“I believe in everything until it’s disproved. So I believe in fairies, the myths, dragons. It all exists, even if it’s in your mind. Who’s to say that dreams and nightmares aren’t as real as the here and now?” asked John Lennon and out of his fantasies came a big yellow submarine and a magical mystery tour. Fantasy is used in every culture to teach life lessons.
“Slow down, you move too fast
You got to make the morning last
Just kicking down the cobble stones
Looking for fun and feelin’ groovy”
H.R. Pufnstuf can’t do a little because you can’t do enough”by Leslie Szarvas & Paul Simon (Simon’s name was added because the court-decided there was a remarkable similarity of the theme song to the 59th St. Bridge Song (Feelin’ Groovy))

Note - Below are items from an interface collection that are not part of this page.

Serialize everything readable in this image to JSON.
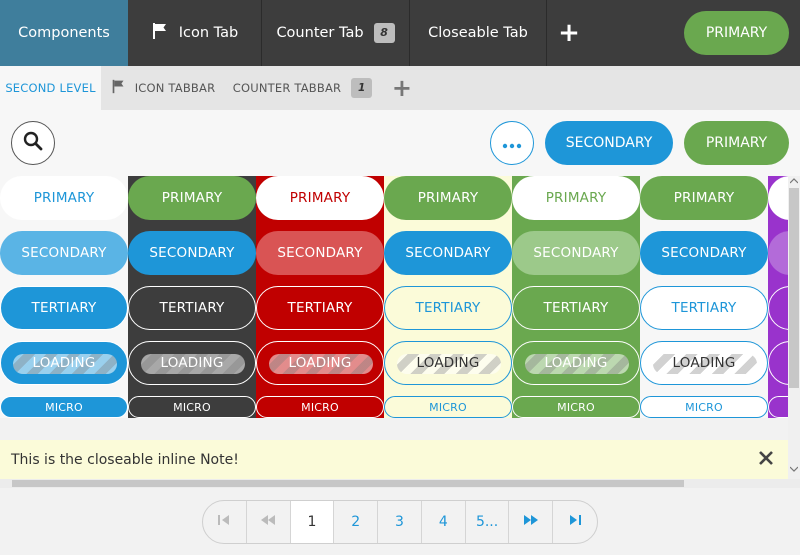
{
  "top_tabs": [
    {
      "label": "Components"
    },
    {
      "label": "Icon Tab"
    },
    {
      "label": "Counter Tab",
      "count": "8"
    },
    {
      "label": "Closeable Tab"
    },
    {
      "label": "+"
    }
  ],
  "top_primary_label": "PRIMARY",
  "second_tabs": [
    {
      "label": "SECOND LEVEL"
    },
    {
      "label": "ICON TABBAR"
    },
    {
      "label": "COUNTER TABBAR",
      "count": "1"
    },
    {
      "label": "+"
    }
  ],
  "toolbar": {
    "secondary_label": "SECONDARY",
    "primary_label": "PRIMARY"
  },
  "columns": [
    {
      "primary": "PRIMARY",
      "secondary": "SECONDARY",
      "tertiary": "TERTIARY",
      "loading": "LOADING",
      "micro": "MICRO"
    },
    {
      "primary": "PRIMARY",
      "secondary": "SECONDARY",
      "tertiary": "TERTIARY",
      "loading": "LOADING",
      "micro": "MICRO"
    },
    {
      "primary": "PRIMARY",
      "secondary": "SECONDARY",
      "tertiary": "TERTIARY",
      "loading": "LOADING",
      "micro": "MICRO"
    },
    {
      "primary": "PRIMARY",
      "secondary": "SECONDARY",
      "tertiary": "TERTIARY",
      "loading": "LOADING",
      "micro": "MICRO"
    },
    {
      "primary": "PRIMARY",
      "secondary": "SECONDARY",
      "tertiary": "TERTIARY",
      "loading": "LOADING",
      "micro": "MICRO"
    },
    {
      "primary": "PRIMARY",
      "secondary": "SECONDARY",
      "tertiary": "TERTIARY",
      "loading": "LOADING",
      "micro": "MICRO"
    }
  ],
  "note": {
    "text": "This is the closeable inline Note!"
  },
  "pager": {
    "first": "first-page-icon",
    "prev": "previous-pages-icon",
    "pages": [
      "1",
      "2",
      "3",
      "4",
      "5..."
    ],
    "current": "1",
    "next": "next-pages-icon",
    "last": "last-page-icon"
  },
  "colors": {
    "blue": "#1e96d8",
    "green": "#6aa84f",
    "red": "#c00000",
    "dark": "#3d3d3d",
    "purple": "#9933cc",
    "note_bg": "#fbfbd9"
  }
}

H.R. Pufnstuf was The Mayor of Living Island, a place full of all kinds of magical things, like my head, where everything and I do mean everything was literally alive. His honor, Mr. Pufnstuf was a friendly dragon who made friends with Jimmy a young lad, like myself at the time with a mop head hairstyle, who had been lured to the island with his friend, a talking flute named Freddie (I had and still have my kazoo, Seymour) by a magic boat which promised adventures across the sea. The tricky vessel was actually owned and operated remotely by a wicked witch appropriately named Witchiepoo that reminded me of a teacher I had at the time.
The island and all of the inanimate objects of everyday life (clocks, furniture, etc.) actually became the characters on the show.
Granted 1969 was a very strange year and many thought the show had underlying drug themes (puffin’ stuff?), but it was simply a campy show that was fun to watch. I have made a vow that I am going to have fun and that will include watching cartoons, mixing candy with my popcorn, making sure I can still pull off an arm fart, and making the wearing of socks my own darn choice.
Ireally don’t like to wear socks unless we have a polar express roaring through Dodge. I often quote Einstein who said, “I have reached an age when if someone tells me to wear socks, I don’t have to.”
I am approaching a phase in my life when I may be heard saying with greater frequency, “I just don’t have to” about lots of things.